(Dataset rows for apps and sites)

--- --- ---

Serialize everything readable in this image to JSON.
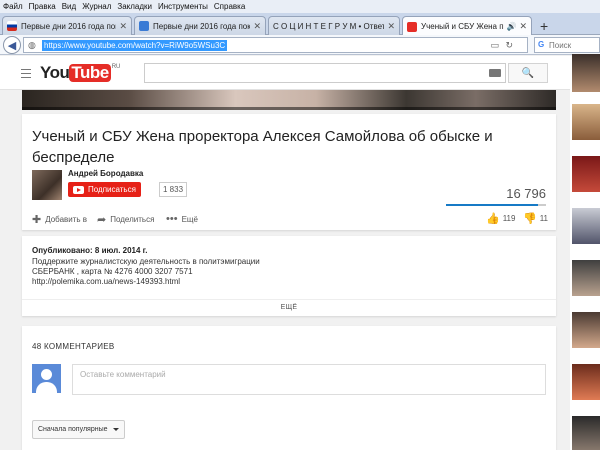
{
  "menubar": [
    "Файл",
    "Правка",
    "Вид",
    "Журнал",
    "Закладки",
    "Инструменты",
    "Справка"
  ],
  "tabs": [
    {
      "title": "Первые дни 2016 года пок...",
      "active": false,
      "favicon_color": "#c8102e"
    },
    {
      "title": "Первые дни 2016 года пок...",
      "active": false,
      "favicon_color": "#3a7bd5"
    },
    {
      "title": "С О Ц И Н Т Е Г Р У М • Ответ...",
      "active": false,
      "favicon_color": "#2b2b2b"
    },
    {
      "title": "Ученый и СБУ Жена п...",
      "active": true,
      "favicon_color": "#e52d27"
    }
  ],
  "navbar": {
    "url": "https://www.youtube.com/watch?v=RiW9o5WSu3C",
    "search_placeholder": "Поиск"
  },
  "yt": {
    "logo_you": "You",
    "logo_tube": "Tube",
    "logo_region": "RU",
    "video": {
      "title": "Ученый и СБУ Жена проректора Алексея Самойлова об обыске и беспределе",
      "channel": "Андрей Бородавка",
      "subscribe_label": "Подписаться",
      "subscriber_count": "1 833",
      "views": "16 796",
      "likes": "119",
      "dislikes": "11",
      "like_fraction": 0.915,
      "actions": {
        "add": "Добавить в",
        "share": "Поделиться",
        "more": "Ещё"
      }
    },
    "description": {
      "published": "Опубликовано: 8 июл. 2014 г.",
      "lines": [
        "Поддержите журналистскую деятельность в политэмиграции",
        "СБЕРБАНК , карта № 4276 4000 3207 7571",
        "http://polemika.com.ua/news-149393.html"
      ],
      "more_label": "ЕЩЁ"
    },
    "comments": {
      "count_label": "48 КОММЕНТАРИЕВ",
      "placeholder": "Оставьте комментарий",
      "sort_label": "Сначала популярные"
    }
  },
  "colors": {
    "accent_red": "#e62117",
    "link_blue": "#167ac6"
  }
}
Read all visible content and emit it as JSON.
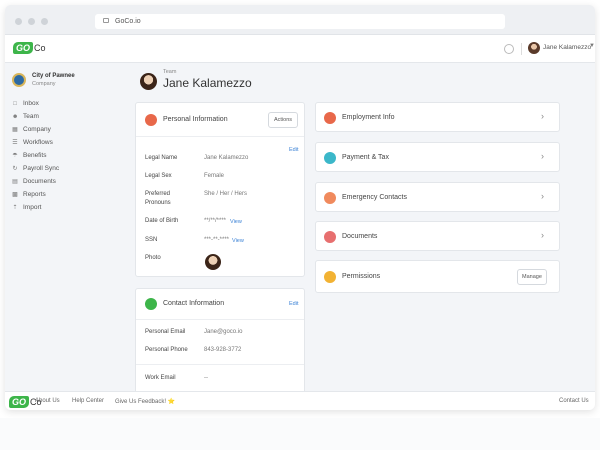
{
  "browser": {
    "url": "GoCo.io"
  },
  "appbar": {
    "logo_go": "GO",
    "logo_co": "Co",
    "user_name": "Jane Kalamezzo"
  },
  "sidebar": {
    "org_name": "City of Pawnee",
    "org_sub": "Company",
    "items": [
      {
        "label": "Inbox",
        "icon": "inbox-icon"
      },
      {
        "label": "Team",
        "icon": "team-icon"
      },
      {
        "label": "Company",
        "icon": "company-icon"
      },
      {
        "label": "Workflows",
        "icon": "workflows-icon"
      },
      {
        "label": "Benefits",
        "icon": "benefits-icon"
      },
      {
        "label": "Payroll Sync",
        "icon": "sync-icon"
      },
      {
        "label": "Documents",
        "icon": "documents-icon"
      },
      {
        "label": "Reports",
        "icon": "reports-icon"
      },
      {
        "label": "Import",
        "icon": "import-icon"
      }
    ]
  },
  "header": {
    "team_label": "Team",
    "title": "Jane Kalamezzo"
  },
  "personal": {
    "title": "Personal Information",
    "actions_label": "Actions",
    "edit_label": "Edit",
    "rows": [
      {
        "label": "Legal Name",
        "value": "Jane Kalamezzo"
      },
      {
        "label": "Legal Sex",
        "value": "Female"
      },
      {
        "label": "Preferred Pronouns",
        "value": "She / Her / Hers"
      },
      {
        "label": "Date of Birth",
        "value": "**/**/****",
        "link": "View"
      },
      {
        "label": "SSN",
        "value": "***-**-****",
        "link": "View"
      },
      {
        "label": "Photo",
        "value": ""
      }
    ]
  },
  "contact": {
    "title": "Contact Information",
    "edit_label": "Edit",
    "rows": [
      {
        "label": "Personal Email",
        "value": "Jane@goco.io"
      },
      {
        "label": "Personal Phone",
        "value": "843-928-3772"
      },
      {
        "label": "Work Email",
        "value": "--"
      }
    ]
  },
  "right_cards": [
    {
      "title": "Employment Info",
      "icon": "employment-icon",
      "color": "#e8684a"
    },
    {
      "title": "Payment & Tax",
      "icon": "payment-icon",
      "color": "#3bb7c9"
    },
    {
      "title": "Emergency Contacts",
      "icon": "emergency-icon",
      "color": "#f08a5d"
    },
    {
      "title": "Documents",
      "icon": "documents-icon",
      "color": "#e76f6f"
    },
    {
      "title": "Permissions",
      "icon": "permissions-icon",
      "color": "#f2b233",
      "button": "Manage"
    }
  ],
  "footer": {
    "links": [
      "About Us",
      "Help Center",
      "Give Us Feedback! ⭐"
    ],
    "contact": "Contact Us"
  }
}
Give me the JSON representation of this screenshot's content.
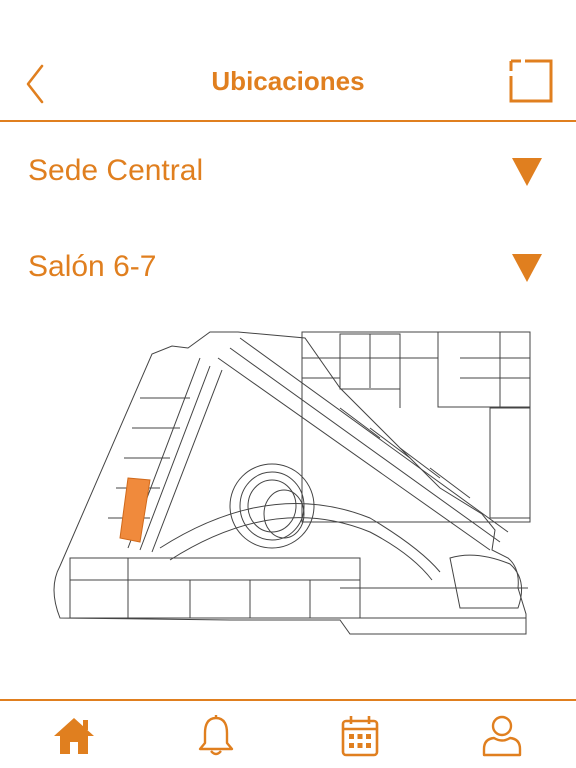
{
  "header": {
    "title": "Ubicaciones",
    "back_icon": "chevron-left-icon",
    "expand_icon": "expand-frame-icon"
  },
  "selectors": {
    "site": {
      "value": "Sede Central",
      "icon": "caret-down-icon"
    },
    "room": {
      "value": "Salón 6-7",
      "icon": "caret-down-icon"
    }
  },
  "map": {
    "highlight_color": "#f08a3c"
  },
  "nav": {
    "items": [
      {
        "icon": "home-icon",
        "active": true
      },
      {
        "icon": "bell-icon",
        "active": false
      },
      {
        "icon": "calendar-icon",
        "active": false
      },
      {
        "icon": "user-icon",
        "active": false
      }
    ]
  },
  "colors": {
    "accent": "#e07f1f",
    "background": "#ffffff",
    "map_lines": "#444444"
  }
}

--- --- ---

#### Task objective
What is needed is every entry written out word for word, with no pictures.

#### Result of the task
Serialize everything readable in this image to JSON.
{
  "menubar": [
    "Файл",
    "Правка",
    "Вид",
    "Журнал",
    "Закладки",
    "Инструменты",
    "Справка"
  ],
  "tabs": [
    {
      "title": "Первые дни 2016 года пок...",
      "active": false,
      "favicon_color": "#c8102e"
    },
    {
      "title": "Первые дни 2016 года пок...",
      "active": false,
      "favicon_color": "#3a7bd5"
    },
    {
      "title": "С О Ц И Н Т Е Г Р У М • Ответ...",
      "active": false,
      "favicon_color": "#2b2b2b"
    },
    {
      "title": "Ученый и СБУ Жена п...",
      "active": true,
      "favicon_color": "#e52d27"
    }
  ],
  "navbar": {
    "url": "https://www.youtube.com/watch?v=RiW9o5WSu3C",
    "search_placeholder": "Поиск"
  },
  "yt": {
    "logo_you": "You",
    "logo_tube": "Tube",
    "logo_region": "RU",
    "video": {
      "title": "Ученый и СБУ Жена проректора Алексея Самойлова об обыске и беспределе",
      "channel": "Андрей Бородавка",
      "subscribe_label": "Подписаться",
      "subscriber_count": "1 833",
      "views": "16 796",
      "likes": "119",
      "dislikes": "11",
      "like_fraction": 0.915,
      "actions": {
        "add": "Добавить в",
        "share": "Поделиться",
        "more": "Ещё"
      }
    },
    "description": {
      "published": "Опубликовано: 8 июл. 2014 г.",
      "lines": [
        "Поддержите журналистскую деятельность в политэмиграции",
        "СБЕРБАНК , карта № 4276 4000 3207 7571",
        "http://polemika.com.ua/news-149393.html"
      ],
      "more_label": "ЕЩЁ"
    },
    "comments": {
      "count_label": "48 КОММЕНТАРИЕВ",
      "placeholder": "Оставьте комментарий",
      "sort_label": "Сначала популярные"
    }
  },
  "colors": {
    "accent_red": "#e62117",
    "link_blue": "#167ac6"
  }
}
Read all visible content and emit it as JSON.
{
  "browser": {
    "url": "GoCo.io"
  },
  "appbar": {
    "logo_go": "GO",
    "logo_co": "Co",
    "user_name": "Jane Kalamezzo"
  },
  "sidebar": {
    "org_name": "City of Pawnee",
    "org_sub": "Company",
    "items": [
      {
        "label": "Inbox",
        "icon": "inbox-icon"
      },
      {
        "label": "Team",
        "icon": "team-icon"
      },
      {
        "label": "Company",
        "icon": "company-icon"
      },
      {
        "label": "Workflows",
        "icon": "workflows-icon"
      },
      {
        "label": "Benefits",
        "icon": "benefits-icon"
      },
      {
        "label": "Payroll Sync",
        "icon": "sync-icon"
      },
      {
        "label": "Documents",
        "icon": "documents-icon"
      },
      {
        "label": "Reports",
        "icon": "reports-icon"
      },
      {
        "label": "Import",
        "icon": "import-icon"
      }
    ]
  },
  "header": {
    "team_label": "Team",
    "title": "Jane Kalamezzo"
  },
  "personal": {
    "title": "Personal Information",
    "actions_label": "Actions",
    "edit_label": "Edit",
    "rows": [
      {
        "label": "Legal Name",
        "value": "Jane Kalamezzo"
      },
      {
        "label": "Legal Sex",
        "value": "Female"
      },
      {
        "label": "Preferred Pronouns",
        "value": "She / Her / Hers"
      },
      {
        "label": "Date of Birth",
        "value": "**/**/****",
        "link": "View"
      },
      {
        "label": "SSN",
        "value": "***-**-****",
        "link": "View"
      },
      {
        "label": "Photo",
        "value": ""
      }
    ]
  },
  "contact": {
    "title": "Contact Information",
    "edit_label": "Edit",
    "rows": [
      {
        "label": "Personal Email",
        "value": "Jane@goco.io"
      },
      {
        "label": "Personal Phone",
        "value": "843-928-3772"
      },
      {
        "label": "Work Email",
        "value": "--"
      }
    ]
  },
  "right_cards": [
    {
      "title": "Employment Info",
      "icon": "employment-icon",
      "color": "#e8684a"
    },
    {
      "title": "Payment & Tax",
      "icon": "payment-icon",
      "color": "#3bb7c9"
    },
    {
      "title": "Emergency Contacts",
      "icon": "emergency-icon",
      "color": "#f08a5d"
    },
    {
      "title": "Documents",
      "icon": "documents-icon",
      "color": "#e76f6f"
    },
    {
      "title": "Permissions",
      "icon": "permissions-icon",
      "color": "#f2b233",
      "button": "Manage"
    }
  ],
  "footer": {
    "links": [
      "About Us",
      "Help Center",
      "Give Us Feedback! ⭐"
    ],
    "contact": "Contact Us"
  }
}
Give me the JSON representation of this screenshot's content.
{
  "header": {
    "title": "Ubicaciones",
    "back_icon": "chevron-left-icon",
    "expand_icon": "expand-frame-icon"
  },
  "selectors": {
    "site": {
      "value": "Sede Central",
      "icon": "caret-down-icon"
    },
    "room": {
      "value": "Salón 6-7",
      "icon": "caret-down-icon"
    }
  },
  "map": {
    "highlight_color": "#f08a3c"
  },
  "nav": {
    "items": [
      {
        "icon": "home-icon",
        "active": true
      },
      {
        "icon": "bell-icon",
        "active": false
      },
      {
        "icon": "calendar-icon",
        "active": false
      },
      {
        "icon": "user-icon",
        "active": false
      }
    ]
  },
  "colors": {
    "accent": "#e07f1f",
    "background": "#ffffff",
    "map_lines": "#444444"
  }
}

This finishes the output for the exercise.